**Required action**. Find all lines with the word "icon" in the material, then copy them.

"""

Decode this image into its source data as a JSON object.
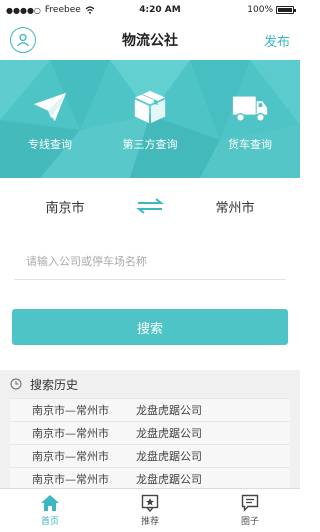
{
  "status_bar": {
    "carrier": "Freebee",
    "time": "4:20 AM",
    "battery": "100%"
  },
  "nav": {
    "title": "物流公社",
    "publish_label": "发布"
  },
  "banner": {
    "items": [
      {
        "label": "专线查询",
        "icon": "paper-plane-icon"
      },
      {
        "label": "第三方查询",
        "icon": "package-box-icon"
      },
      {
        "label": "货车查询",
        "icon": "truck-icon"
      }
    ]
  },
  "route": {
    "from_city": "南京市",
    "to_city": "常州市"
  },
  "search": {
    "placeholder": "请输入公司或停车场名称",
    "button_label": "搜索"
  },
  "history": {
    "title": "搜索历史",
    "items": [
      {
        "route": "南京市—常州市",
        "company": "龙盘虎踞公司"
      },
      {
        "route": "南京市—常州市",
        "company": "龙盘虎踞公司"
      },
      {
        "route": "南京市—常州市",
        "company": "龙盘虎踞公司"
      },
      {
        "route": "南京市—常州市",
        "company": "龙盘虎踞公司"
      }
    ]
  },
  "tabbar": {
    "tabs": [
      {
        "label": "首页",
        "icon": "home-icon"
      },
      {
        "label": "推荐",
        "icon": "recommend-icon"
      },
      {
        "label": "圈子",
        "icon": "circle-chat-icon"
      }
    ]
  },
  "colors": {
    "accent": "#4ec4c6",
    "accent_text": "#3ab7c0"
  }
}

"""

**Response below**.
        "icon": "paper-plane-icon"
        "icon": "package-box-icon"
        "icon": "truck-icon"
        "icon": "home-icon"
        "icon": "recommend-icon"
        "icon": "circle-chat-icon"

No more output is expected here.